• **Exercise prompt**
Would you print the records below word for word, without the pictures?

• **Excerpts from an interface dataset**
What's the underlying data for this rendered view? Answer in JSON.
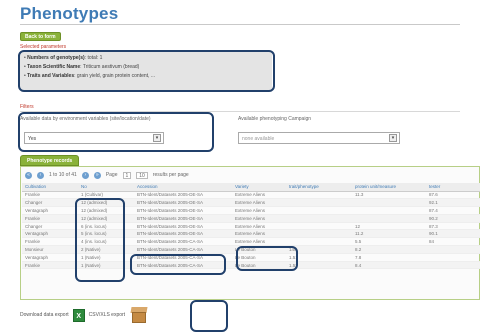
{
  "page": {
    "title": "Phenotypes"
  },
  "back_button": {
    "label": "Back to form"
  },
  "selection": {
    "label": "Selected parameters",
    "lines": [
      {
        "key": "Numbers of genotype(s)",
        "value": "total: 1"
      },
      {
        "key": "Taxon Scientific Name",
        "value": "Triticum aestivum (bread)"
      },
      {
        "key": "Traits and Variables",
        "value": "grain yield, grain protein content, ..."
      }
    ]
  },
  "filters": {
    "label": "Filters",
    "filter1": {
      "caption": "Available data by environment variables (site/location/date)",
      "value": "Yes"
    },
    "filter2": {
      "caption": "Available phenotyping Campaign",
      "value": "none available"
    }
  },
  "results": {
    "tab_label": "Phenotype records",
    "pager": {
      "range": "1 to 10 of 41",
      "page_label": "Page",
      "page": "1",
      "per_page": "10",
      "per_page_label": "results per page"
    },
    "columns": [
      "Cultivation",
      "No",
      "Accession",
      "Variety",
      "trait/phenotype",
      "protein unit/measure",
      "tester"
    ],
    "rows": [
      [
        "Frankie",
        "1 (Cultivar)",
        "BTN-Ident/Datasets 2005-DE-SA",
        "Extreme Aliens",
        "",
        "11.3",
        "87.6"
      ],
      [
        "Changer",
        "12 (admixed)",
        "BTN-Ident/Datasets 2005-DE-SA",
        "Extreme Aliens",
        "",
        "",
        "92.1"
      ],
      [
        "Ventagraph",
        "12 (admixed)",
        "BTN-Ident/Datasets 2005-DE-SA",
        "Extreme Aliens",
        "",
        "",
        "87.4"
      ],
      [
        "Frankie",
        "12 (admixed)",
        "BTN-Ident/Datasets 2005-DE-SA",
        "Extreme Aliens",
        "",
        "",
        "90.2"
      ],
      [
        "Changer",
        "6 (ins. locus)",
        "BTN-Ident/Datasets 2005-DE-SA",
        "Extreme Aliens",
        "",
        "12",
        "87.3"
      ],
      [
        "Ventagraph",
        "5 (ins. locus)",
        "BTN-Ident/Datasets 2005-DE-SA",
        "Extreme Aliens",
        "",
        "11.2",
        "90.1"
      ],
      [
        "Frankie",
        "4 (ins. locus)",
        "BTN-Ident/Datasets 2005-CA-SA",
        "Extreme Aliens",
        "",
        "5.5",
        "84"
      ],
      [
        "Monsieur",
        "2 (Native)",
        "BTN-Ident/Datasets 2005-CA-SA",
        "Le Bouton",
        "140",
        "8.2",
        ""
      ],
      [
        "Ventagraph",
        "1 (Native)",
        "BTN-Ident/Datasets 2005-CA-SA",
        "Le Bouton",
        "1.51",
        "7.8",
        ""
      ],
      [
        "Frankie",
        "1 (Native)",
        "BTN-Ident/Datasets 2005-CA-SA",
        "Le Bouton",
        "1.53",
        "8.4",
        ""
      ]
    ]
  },
  "export": {
    "label": "Download data export",
    "label2": "CSV/XLS export",
    "xls_icon_text": "X"
  },
  "colors": {
    "title": "#3f7bb5",
    "green": "#8ab23a",
    "highlight": "#21406b",
    "red_label": "#c0392b"
  }
}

• **Answer box**
What's the underlying data for this rendered view? Answer in JSON.
{
  "page": {
    "title": "Phenotypes"
  },
  "back_button": {
    "label": "Back to form"
  },
  "selection": {
    "label": "Selected parameters",
    "lines": [
      {
        "key": "Numbers of genotype(s)",
        "value": "total: 1"
      },
      {
        "key": "Taxon Scientific Name",
        "value": "Triticum aestivum (bread)"
      },
      {
        "key": "Traits and Variables",
        "value": "grain yield, grain protein content, ..."
      }
    ]
  },
  "filters": {
    "label": "Filters",
    "filter1": {
      "caption": "Available data by environment variables (site/location/date)",
      "value": "Yes"
    },
    "filter2": {
      "caption": "Available phenotyping Campaign",
      "value": "none available"
    }
  },
  "results": {
    "tab_label": "Phenotype records",
    "pager": {
      "range": "1 to 10 of 41",
      "page_label": "Page",
      "page": "1",
      "per_page": "10",
      "per_page_label": "results per page"
    },
    "columns": [
      "Cultivation",
      "No",
      "Accession",
      "Variety",
      "trait/phenotype",
      "protein unit/measure",
      "tester"
    ],
    "rows": [
      [
        "Frankie",
        "1 (Cultivar)",
        "BTN-Ident/Datasets 2005-DE-SA",
        "Extreme Aliens",
        "",
        "11.3",
        "87.6"
      ],
      [
        "Changer",
        "12 (admixed)",
        "BTN-Ident/Datasets 2005-DE-SA",
        "Extreme Aliens",
        "",
        "",
        "92.1"
      ],
      [
        "Ventagraph",
        "12 (admixed)",
        "BTN-Ident/Datasets 2005-DE-SA",
        "Extreme Aliens",
        "",
        "",
        "87.4"
      ],
      [
        "Frankie",
        "12 (admixed)",
        "BTN-Ident/Datasets 2005-DE-SA",
        "Extreme Aliens",
        "",
        "",
        "90.2"
      ],
      [
        "Changer",
        "6 (ins. locus)",
        "BTN-Ident/Datasets 2005-DE-SA",
        "Extreme Aliens",
        "",
        "12",
        "87.3"
      ],
      [
        "Ventagraph",
        "5 (ins. locus)",
        "BTN-Ident/Datasets 2005-DE-SA",
        "Extreme Aliens",
        "",
        "11.2",
        "90.1"
      ],
      [
        "Frankie",
        "4 (ins. locus)",
        "BTN-Ident/Datasets 2005-CA-SA",
        "Extreme Aliens",
        "",
        "5.5",
        "84"
      ],
      [
        "Monsieur",
        "2 (Native)",
        "BTN-Ident/Datasets 2005-CA-SA",
        "Le Bouton",
        "140",
        "8.2",
        ""
      ],
      [
        "Ventagraph",
        "1 (Native)",
        "BTN-Ident/Datasets 2005-CA-SA",
        "Le Bouton",
        "1.51",
        "7.8",
        ""
      ],
      [
        "Frankie",
        "1 (Native)",
        "BTN-Ident/Datasets 2005-CA-SA",
        "Le Bouton",
        "1.53",
        "8.4",
        ""
      ]
    ]
  },
  "export": {
    "label": "Download data export",
    "label2": "CSV/XLS export",
    "xls_icon_text": "X"
  },
  "colors": {
    "title": "#3f7bb5",
    "green": "#8ab23a",
    "highlight": "#21406b",
    "red_label": "#c0392b"
  }
}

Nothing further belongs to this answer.